Write out the data word for word, taking care that no picture is carried over.

Dataset rows describing interfaces:
——————————

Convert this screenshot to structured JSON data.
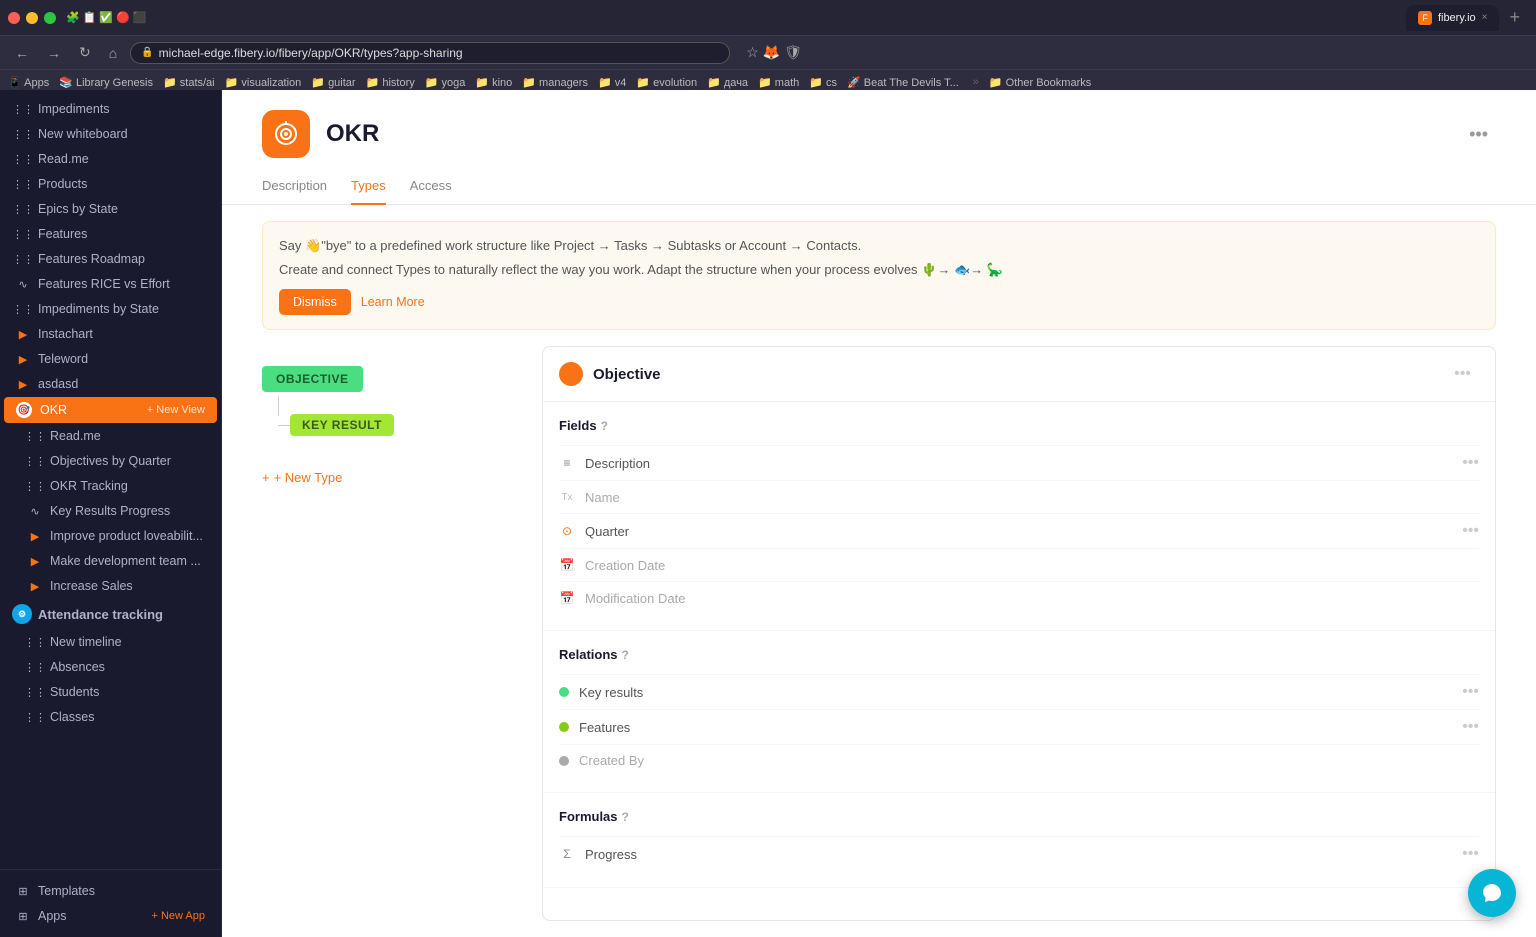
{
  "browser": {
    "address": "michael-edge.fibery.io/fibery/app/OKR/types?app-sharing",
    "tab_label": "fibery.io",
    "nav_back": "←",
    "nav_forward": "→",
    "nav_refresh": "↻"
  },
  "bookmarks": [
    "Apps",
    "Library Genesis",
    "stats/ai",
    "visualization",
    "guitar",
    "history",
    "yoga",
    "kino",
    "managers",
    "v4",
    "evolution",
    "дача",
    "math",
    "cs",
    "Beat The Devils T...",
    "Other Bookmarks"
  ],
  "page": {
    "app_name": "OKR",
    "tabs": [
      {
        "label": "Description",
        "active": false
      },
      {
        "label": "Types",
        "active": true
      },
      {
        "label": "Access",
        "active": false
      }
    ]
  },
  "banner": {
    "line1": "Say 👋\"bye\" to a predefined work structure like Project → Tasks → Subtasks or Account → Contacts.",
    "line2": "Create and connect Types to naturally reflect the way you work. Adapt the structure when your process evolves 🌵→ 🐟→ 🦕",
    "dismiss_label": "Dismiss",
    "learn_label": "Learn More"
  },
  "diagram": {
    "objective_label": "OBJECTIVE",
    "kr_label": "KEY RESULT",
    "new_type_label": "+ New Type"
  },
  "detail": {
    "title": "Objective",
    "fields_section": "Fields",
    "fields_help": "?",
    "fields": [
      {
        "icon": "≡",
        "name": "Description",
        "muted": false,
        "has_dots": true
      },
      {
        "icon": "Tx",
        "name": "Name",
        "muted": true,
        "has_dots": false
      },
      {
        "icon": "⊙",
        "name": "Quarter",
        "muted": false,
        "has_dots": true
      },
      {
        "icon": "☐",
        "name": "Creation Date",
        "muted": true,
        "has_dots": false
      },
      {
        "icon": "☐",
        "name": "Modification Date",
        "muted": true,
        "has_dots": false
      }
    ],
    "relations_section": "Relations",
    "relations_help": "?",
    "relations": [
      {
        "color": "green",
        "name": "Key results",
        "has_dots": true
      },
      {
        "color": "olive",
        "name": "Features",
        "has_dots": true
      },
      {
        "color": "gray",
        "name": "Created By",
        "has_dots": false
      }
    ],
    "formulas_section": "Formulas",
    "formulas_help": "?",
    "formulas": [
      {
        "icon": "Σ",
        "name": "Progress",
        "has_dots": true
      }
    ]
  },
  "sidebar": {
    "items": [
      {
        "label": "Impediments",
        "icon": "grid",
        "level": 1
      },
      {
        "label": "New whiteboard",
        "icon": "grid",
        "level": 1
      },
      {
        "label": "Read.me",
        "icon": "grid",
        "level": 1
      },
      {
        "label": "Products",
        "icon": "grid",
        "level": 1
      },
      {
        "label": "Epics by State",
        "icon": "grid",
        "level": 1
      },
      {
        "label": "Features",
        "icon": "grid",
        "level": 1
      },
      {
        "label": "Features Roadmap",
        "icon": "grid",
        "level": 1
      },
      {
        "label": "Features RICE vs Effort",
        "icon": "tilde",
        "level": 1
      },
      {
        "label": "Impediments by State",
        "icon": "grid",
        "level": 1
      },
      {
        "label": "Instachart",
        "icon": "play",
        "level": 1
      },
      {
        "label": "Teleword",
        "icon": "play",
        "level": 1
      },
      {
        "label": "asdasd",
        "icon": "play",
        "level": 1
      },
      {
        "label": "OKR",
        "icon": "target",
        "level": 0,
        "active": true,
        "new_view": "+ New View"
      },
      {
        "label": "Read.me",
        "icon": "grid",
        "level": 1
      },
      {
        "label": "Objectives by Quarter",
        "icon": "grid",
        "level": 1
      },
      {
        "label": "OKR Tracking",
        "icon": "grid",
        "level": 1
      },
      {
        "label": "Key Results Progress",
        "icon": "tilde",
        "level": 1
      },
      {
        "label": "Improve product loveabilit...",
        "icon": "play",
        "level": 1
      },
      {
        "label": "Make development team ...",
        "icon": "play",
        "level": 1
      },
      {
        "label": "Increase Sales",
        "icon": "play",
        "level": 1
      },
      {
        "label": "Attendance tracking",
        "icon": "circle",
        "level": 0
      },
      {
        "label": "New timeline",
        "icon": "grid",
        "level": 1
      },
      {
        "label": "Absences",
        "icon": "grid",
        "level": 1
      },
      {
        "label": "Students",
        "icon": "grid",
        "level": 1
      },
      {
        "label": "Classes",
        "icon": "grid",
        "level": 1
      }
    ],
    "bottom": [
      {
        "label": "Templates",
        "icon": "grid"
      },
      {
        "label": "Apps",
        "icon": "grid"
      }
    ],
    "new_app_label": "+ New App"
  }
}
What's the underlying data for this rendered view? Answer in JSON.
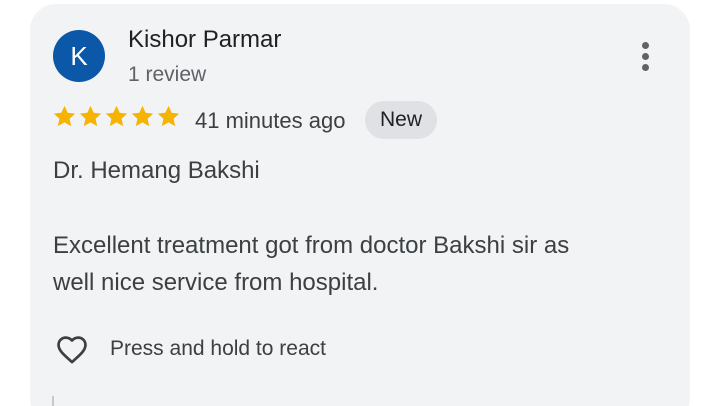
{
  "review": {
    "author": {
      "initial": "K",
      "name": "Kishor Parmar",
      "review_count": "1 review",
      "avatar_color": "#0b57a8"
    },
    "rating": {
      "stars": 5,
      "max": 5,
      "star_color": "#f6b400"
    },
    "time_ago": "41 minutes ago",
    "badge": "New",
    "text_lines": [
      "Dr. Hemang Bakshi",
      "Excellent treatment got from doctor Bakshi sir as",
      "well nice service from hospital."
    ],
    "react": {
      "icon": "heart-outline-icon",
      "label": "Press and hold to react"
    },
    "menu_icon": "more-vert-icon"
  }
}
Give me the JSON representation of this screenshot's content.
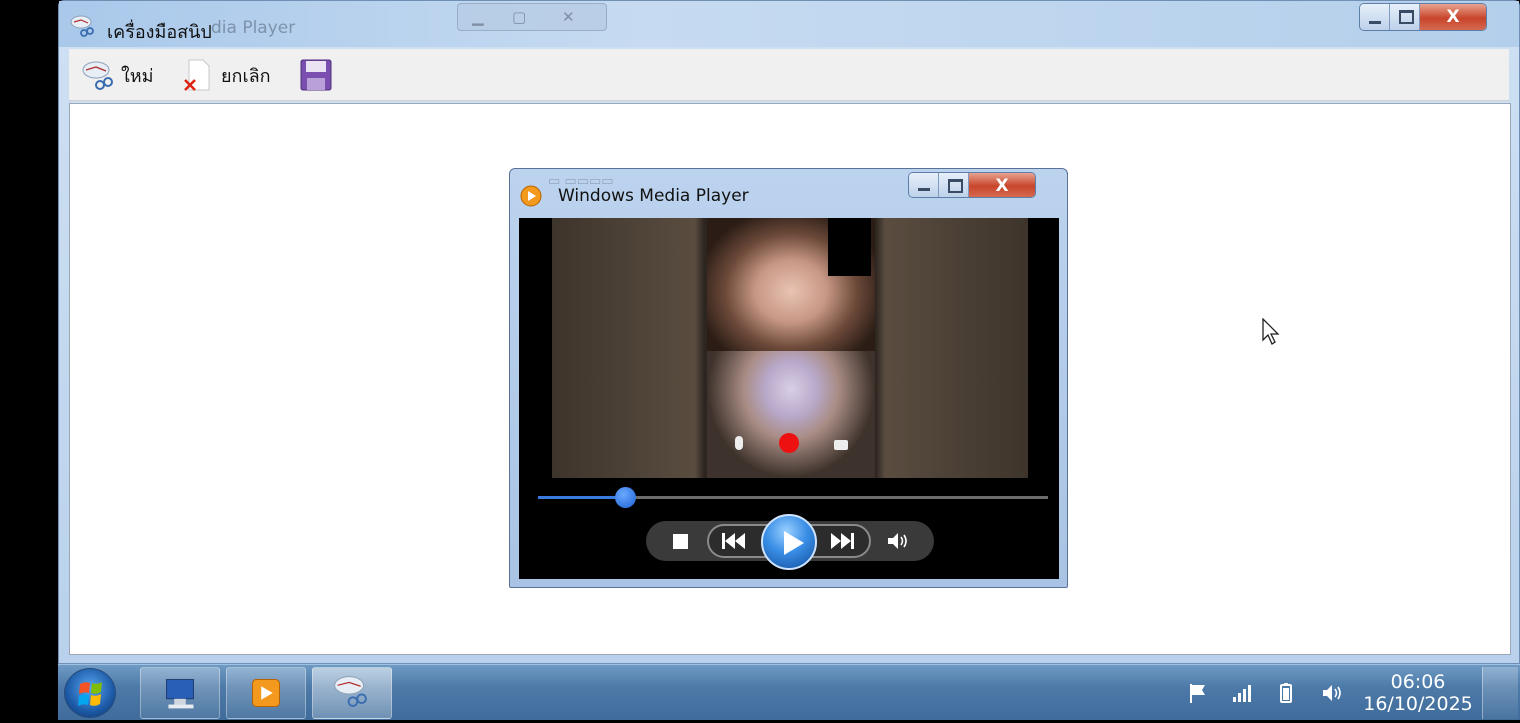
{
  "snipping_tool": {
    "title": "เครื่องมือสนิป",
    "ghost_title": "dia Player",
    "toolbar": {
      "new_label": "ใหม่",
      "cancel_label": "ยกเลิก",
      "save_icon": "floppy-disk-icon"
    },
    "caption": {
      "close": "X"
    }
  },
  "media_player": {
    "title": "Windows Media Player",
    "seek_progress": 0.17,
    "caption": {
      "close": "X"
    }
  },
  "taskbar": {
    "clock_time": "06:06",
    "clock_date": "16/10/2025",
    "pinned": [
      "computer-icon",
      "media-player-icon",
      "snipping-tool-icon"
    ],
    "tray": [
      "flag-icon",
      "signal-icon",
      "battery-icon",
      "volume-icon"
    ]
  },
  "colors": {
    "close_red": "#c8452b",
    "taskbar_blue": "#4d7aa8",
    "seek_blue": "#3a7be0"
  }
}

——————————

> **RESPONSE BELOW**:
Convert this screenshot to structured JSON data.
{
  "browser": {
    "address": "michael-edge.fibery.io/fibery/app/OKR/types?app-sharing",
    "tab_label": "fibery.io",
    "nav_back": "←",
    "nav_forward": "→",
    "nav_refresh": "↻"
  },
  "bookmarks": [
    "Apps",
    "Library Genesis",
    "stats/ai",
    "visualization",
    "guitar",
    "history",
    "yoga",
    "kino",
    "managers",
    "v4",
    "evolution",
    "дача",
    "math",
    "cs",
    "Beat The Devils T...",
    "Other Bookmarks"
  ],
  "page": {
    "app_name": "OKR",
    "tabs": [
      {
        "label": "Description",
        "active": false
      },
      {
        "label": "Types",
        "active": true
      },
      {
        "label": "Access",
        "active": false
      }
    ]
  },
  "banner": {
    "line1": "Say 👋\"bye\" to a predefined work structure like Project → Tasks → Subtasks or Account → Contacts.",
    "line2": "Create and connect Types to naturally reflect the way you work. Adapt the structure when your process evolves 🌵→ 🐟→ 🦕",
    "dismiss_label": "Dismiss",
    "learn_label": "Learn More"
  },
  "diagram": {
    "objective_label": "OBJECTIVE",
    "kr_label": "KEY RESULT",
    "new_type_label": "+ New Type"
  },
  "detail": {
    "title": "Objective",
    "fields_section": "Fields",
    "fields_help": "?",
    "fields": [
      {
        "icon": "≡",
        "name": "Description",
        "muted": false,
        "has_dots": true
      },
      {
        "icon": "Tx",
        "name": "Name",
        "muted": true,
        "has_dots": false
      },
      {
        "icon": "⊙",
        "name": "Quarter",
        "muted": false,
        "has_dots": true
      },
      {
        "icon": "☐",
        "name": "Creation Date",
        "muted": true,
        "has_dots": false
      },
      {
        "icon": "☐",
        "name": "Modification Date",
        "muted": true,
        "has_dots": false
      }
    ],
    "relations_section": "Relations",
    "relations_help": "?",
    "relations": [
      {
        "color": "green",
        "name": "Key results",
        "has_dots": true
      },
      {
        "color": "olive",
        "name": "Features",
        "has_dots": true
      },
      {
        "color": "gray",
        "name": "Created By",
        "has_dots": false
      }
    ],
    "formulas_section": "Formulas",
    "formulas_help": "?",
    "formulas": [
      {
        "icon": "Σ",
        "name": "Progress",
        "has_dots": true
      }
    ]
  },
  "sidebar": {
    "items": [
      {
        "label": "Impediments",
        "icon": "grid",
        "level": 1
      },
      {
        "label": "New whiteboard",
        "icon": "grid",
        "level": 1
      },
      {
        "label": "Read.me",
        "icon": "grid",
        "level": 1
      },
      {
        "label": "Products",
        "icon": "grid",
        "level": 1
      },
      {
        "label": "Epics by State",
        "icon": "grid",
        "level": 1
      },
      {
        "label": "Features",
        "icon": "grid",
        "level": 1
      },
      {
        "label": "Features Roadmap",
        "icon": "grid",
        "level": 1
      },
      {
        "label": "Features RICE vs Effort",
        "icon": "tilde",
        "level": 1
      },
      {
        "label": "Impediments by State",
        "icon": "grid",
        "level": 1
      },
      {
        "label": "Instachart",
        "icon": "play",
        "level": 1
      },
      {
        "label": "Teleword",
        "icon": "play",
        "level": 1
      },
      {
        "label": "asdasd",
        "icon": "play",
        "level": 1
      },
      {
        "label": "OKR",
        "icon": "target",
        "level": 0,
        "active": true,
        "new_view": "+ New View"
      },
      {
        "label": "Read.me",
        "icon": "grid",
        "level": 1
      },
      {
        "label": "Objectives by Quarter",
        "icon": "grid",
        "level": 1
      },
      {
        "label": "OKR Tracking",
        "icon": "grid",
        "level": 1
      },
      {
        "label": "Key Results Progress",
        "icon": "tilde",
        "level": 1
      },
      {
        "label": "Improve product loveabilit...",
        "icon": "play",
        "level": 1
      },
      {
        "label": "Make development team ...",
        "icon": "play",
        "level": 1
      },
      {
        "label": "Increase Sales",
        "icon": "play",
        "level": 1
      },
      {
        "label": "Attendance tracking",
        "icon": "circle",
        "level": 0
      },
      {
        "label": "New timeline",
        "icon": "grid",
        "level": 1
      },
      {
        "label": "Absences",
        "icon": "grid",
        "level": 1
      },
      {
        "label": "Students",
        "icon": "grid",
        "level": 1
      },
      {
        "label": "Classes",
        "icon": "grid",
        "level": 1
      }
    ],
    "bottom": [
      {
        "label": "Templates",
        "icon": "grid"
      },
      {
        "label": "Apps",
        "icon": "grid"
      }
    ],
    "new_app_label": "+ New App"
  }
}
What's the underlying data for this rendered view? Answer in JSON.
{
  "review": {
    "author": {
      "initial": "K",
      "name": "Kishor Parmar",
      "review_count": "1 review",
      "avatar_color": "#0b57a8"
    },
    "rating": {
      "stars": 5,
      "max": 5,
      "star_color": "#f6b400"
    },
    "time_ago": "41 minutes ago",
    "badge": "New",
    "text_lines": [
      "Dr. Hemang Bakshi",
      "Excellent treatment got from doctor Bakshi sir as",
      "well nice service from hospital."
    ],
    "react": {
      "icon": "heart-outline-icon",
      "label": "Press and hold to react"
    },
    "menu_icon": "more-vert-icon"
  }
}
Give me the JSON representation of this screenshot's content.
{
  "snipping_tool": {
    "title": "เครื่องมือสนิป",
    "ghost_title": "dia Player",
    "toolbar": {
      "new_label": "ใหม่",
      "cancel_label": "ยกเลิก",
      "save_icon": "floppy-disk-icon"
    },
    "caption": {
      "close": "X"
    }
  },
  "media_player": {
    "title": "Windows Media Player",
    "seek_progress": 0.17,
    "caption": {
      "close": "X"
    }
  },
  "taskbar": {
    "clock_time": "06:06",
    "clock_date": "16/10/2025",
    "pinned": [
      "computer-icon",
      "media-player-icon",
      "snipping-tool-icon"
    ],
    "tray": [
      "flag-icon",
      "signal-icon",
      "battery-icon",
      "volume-icon"
    ]
  },
  "colors": {
    "close_red": "#c8452b",
    "taskbar_blue": "#4d7aa8",
    "seek_blue": "#3a7be0"
  }
}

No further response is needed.